Nieman Foundation at Harvard
The Worcester Sun wants to bootstrap paywalled hyperlocal digital into a Sunday print product
ABOUT                    SUBSCRIBE
Sept. 3, 2013, 4:10 p.m.
LINK:  ➚   |   Posted by: Joshua Benton   |   September 3, 2013

You may have seen Paul Farhi’s interview with Jeff Bezos in today’s Washington Post, the newspaper he’s buying for $250 million. If you saw it in print, you found it on Page A1, on the left below the fold. If you saw it on, who knows how you found it — Twitter? a Google Alert? an email newsletter? — but once you did, you saw a URL that started with /lifestyle/style/ and “Style” emblazoned on top of the page.

Since when is an interview with the new billionaire owner of a newspaper a Lifestyles/Style story?

Old newspaper hands know that the Post’s Style section has long had an unusual-for-American-newspapers relationship with the paper as a whole — sometimes covering the same political stories that an A-section reporter does, but from a different angle. Style has been a big Post asset. But that unusual divide isn’t really the issue here: It’s that the story in the print paper actually ran on A1, not in Style. So if it’s a business story on A1, why does it get a big Style banner?

Answering this question falls somewhere short of a national crisis, but it still got some smart people riled up. A cast of characters: Dan Sinker runs Knight-Mozilla OpenNews; Alex Howard writes from D.C. on nerdy issues; J. Freedom du Lac works at the Post; Jacob Harris codes for The New York Times.

So why’d it run there? Turns out the answer has to do with where Paul Farhi’s desk is:

Some folks didn’t like that explanation.

They’re arguing, in other words, that a print structure — and the system of “desks” and “sections” in the modern American newspaper evolved in a manner particular to its print-centric, production-minded context — shouldn’t constrain the needs of digital publishing. As in:

And, Sideboob aside, they mention another born-digital news organization that doesn’t stick to rigid, topic-based structure.

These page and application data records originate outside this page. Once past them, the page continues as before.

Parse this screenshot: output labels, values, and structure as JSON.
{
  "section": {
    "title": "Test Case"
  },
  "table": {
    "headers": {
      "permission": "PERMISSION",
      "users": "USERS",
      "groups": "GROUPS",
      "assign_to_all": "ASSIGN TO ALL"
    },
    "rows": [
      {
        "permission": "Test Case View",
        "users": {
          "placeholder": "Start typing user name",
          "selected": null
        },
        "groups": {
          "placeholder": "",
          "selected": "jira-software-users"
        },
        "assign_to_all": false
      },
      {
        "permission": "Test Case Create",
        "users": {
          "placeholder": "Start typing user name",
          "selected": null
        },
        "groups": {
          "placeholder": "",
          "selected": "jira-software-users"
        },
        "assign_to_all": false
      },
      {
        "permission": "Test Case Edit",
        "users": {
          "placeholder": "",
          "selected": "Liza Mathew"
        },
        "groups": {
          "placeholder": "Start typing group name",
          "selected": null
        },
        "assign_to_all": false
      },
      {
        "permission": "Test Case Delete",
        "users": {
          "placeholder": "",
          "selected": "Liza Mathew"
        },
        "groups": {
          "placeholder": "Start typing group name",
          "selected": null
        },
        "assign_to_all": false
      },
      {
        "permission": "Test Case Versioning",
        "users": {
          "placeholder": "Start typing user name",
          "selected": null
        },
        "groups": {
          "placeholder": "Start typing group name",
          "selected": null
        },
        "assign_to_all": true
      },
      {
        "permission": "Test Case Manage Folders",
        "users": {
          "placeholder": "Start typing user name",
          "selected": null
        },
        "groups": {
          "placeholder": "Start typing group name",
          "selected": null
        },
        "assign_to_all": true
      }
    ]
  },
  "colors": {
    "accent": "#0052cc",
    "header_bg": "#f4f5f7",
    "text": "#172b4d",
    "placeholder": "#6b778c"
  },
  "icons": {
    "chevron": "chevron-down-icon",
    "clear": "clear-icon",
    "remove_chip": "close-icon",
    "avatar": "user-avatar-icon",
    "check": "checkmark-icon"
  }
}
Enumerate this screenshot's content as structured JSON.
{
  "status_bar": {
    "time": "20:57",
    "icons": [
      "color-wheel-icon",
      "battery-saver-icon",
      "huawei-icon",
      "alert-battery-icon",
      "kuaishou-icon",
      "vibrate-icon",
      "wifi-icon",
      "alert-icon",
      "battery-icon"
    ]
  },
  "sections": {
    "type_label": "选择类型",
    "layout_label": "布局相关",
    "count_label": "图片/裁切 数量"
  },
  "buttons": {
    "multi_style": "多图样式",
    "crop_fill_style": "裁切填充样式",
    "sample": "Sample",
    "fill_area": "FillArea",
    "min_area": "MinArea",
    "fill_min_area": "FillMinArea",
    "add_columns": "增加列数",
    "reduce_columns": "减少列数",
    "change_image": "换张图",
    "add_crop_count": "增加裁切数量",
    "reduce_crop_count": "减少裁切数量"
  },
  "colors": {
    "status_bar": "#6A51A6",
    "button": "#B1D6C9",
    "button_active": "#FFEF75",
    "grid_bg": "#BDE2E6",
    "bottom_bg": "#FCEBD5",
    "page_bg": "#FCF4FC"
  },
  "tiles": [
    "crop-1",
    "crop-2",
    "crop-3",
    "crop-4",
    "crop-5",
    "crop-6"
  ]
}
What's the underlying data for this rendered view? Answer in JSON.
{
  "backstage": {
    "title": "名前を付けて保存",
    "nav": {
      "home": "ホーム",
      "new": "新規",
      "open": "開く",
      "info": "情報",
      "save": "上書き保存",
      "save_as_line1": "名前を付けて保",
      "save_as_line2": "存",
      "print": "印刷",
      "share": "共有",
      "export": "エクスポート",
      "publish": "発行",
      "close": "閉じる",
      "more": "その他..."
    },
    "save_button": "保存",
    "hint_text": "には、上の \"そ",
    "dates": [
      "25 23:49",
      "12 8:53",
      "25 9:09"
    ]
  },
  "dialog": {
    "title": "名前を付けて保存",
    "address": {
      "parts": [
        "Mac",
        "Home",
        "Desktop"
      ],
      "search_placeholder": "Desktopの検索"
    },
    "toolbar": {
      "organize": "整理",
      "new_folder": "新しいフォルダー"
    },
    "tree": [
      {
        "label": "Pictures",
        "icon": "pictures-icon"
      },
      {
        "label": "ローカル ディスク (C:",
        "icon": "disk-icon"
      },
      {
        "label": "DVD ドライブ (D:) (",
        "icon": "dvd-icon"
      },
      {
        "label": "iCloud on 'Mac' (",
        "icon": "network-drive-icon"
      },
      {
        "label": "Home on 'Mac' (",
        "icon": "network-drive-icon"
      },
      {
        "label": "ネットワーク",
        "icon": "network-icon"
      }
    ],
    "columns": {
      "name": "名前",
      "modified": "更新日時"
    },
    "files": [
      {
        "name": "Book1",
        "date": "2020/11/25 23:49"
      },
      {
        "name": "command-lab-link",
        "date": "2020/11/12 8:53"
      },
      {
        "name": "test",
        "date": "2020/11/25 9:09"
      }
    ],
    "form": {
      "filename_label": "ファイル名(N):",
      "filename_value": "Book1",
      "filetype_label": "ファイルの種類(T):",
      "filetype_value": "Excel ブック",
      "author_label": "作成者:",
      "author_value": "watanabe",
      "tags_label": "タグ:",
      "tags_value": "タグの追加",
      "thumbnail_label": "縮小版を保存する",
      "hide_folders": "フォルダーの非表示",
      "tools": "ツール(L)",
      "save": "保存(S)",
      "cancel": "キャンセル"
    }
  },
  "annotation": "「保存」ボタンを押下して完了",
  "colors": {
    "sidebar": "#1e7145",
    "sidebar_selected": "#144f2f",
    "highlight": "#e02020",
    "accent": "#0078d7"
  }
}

Again: The fact that a Jeff Bezos interview ran with a /lifestyles/ URL and a Style banner doesn’t mean much. I doubt it cost the story a single reader. But it’s good to be reminded that, as part of the newspaper industry’s sleepwalk into digital, it carried a lot of old habits/workflows/assumptions with it. And dealing with that fact — a fact that, again, is far broader in scope than a URL structure — will be one of the keys to how Bezos and his team can turn the Post around.

Show tags Show comments / Leave a comment
Join the 15,000 who get the freshest future-of-journalism news in our daily email.
The Worcester Sun wants to bootstrap paywalled hyperlocal digital into a Sunday print product
“We could use Sunday print to boost us into the stratosphere, to get us into a stable orbit where we can launch other things.”
Slate is taking steps to reduce its page load time by 75 percent
Slate Group vice chairman Dan Check discusses how Slate plans to speed up its site, how it’s thinking about ad blockers, and why it’s participating in platforms like Apple News.
This portable FM transmitter brings information to people in crisis
“When there is no existing infrastructure that is stable for any kind of media, we thought, let’s come back to good old radio.”
What to read next
As giant platforms rise, local news is getting crushed
The quest for scale, driven by the distribution power of a few enormous technology platforms, is killing the business case for local news. Will anything take its place?
890What happened after 7 news sites got rid of reader comments
Recode, Reuters, Popular Science, The Week, Mic, The Verge, and USA Today’s FTW have all shut off reader comments in the past year. Here’s how they’re all using social media to encourage reader discussion.
699Facebook woos journalists with Signal, a dashboard to gather news across Facebook and Instagram
Signal helps journalists find, source, and embed content from Facebook and Instagram.
These stories are our most popular on Twitter over the past 30 days.
See all our most recent pieces ➚
Encyclo is our encyclopedia of the future of news, chronicling the key players in journalism’s evolution.
Here are a few of the entries you’ll find in Encyclo.   Get the full Encyclo ➚
Fox News
Voice of San Diego
Public Radio International
BBC News
Ann Arbor News
CBS News
The Miami Herald
Corporation for Public Broadcasting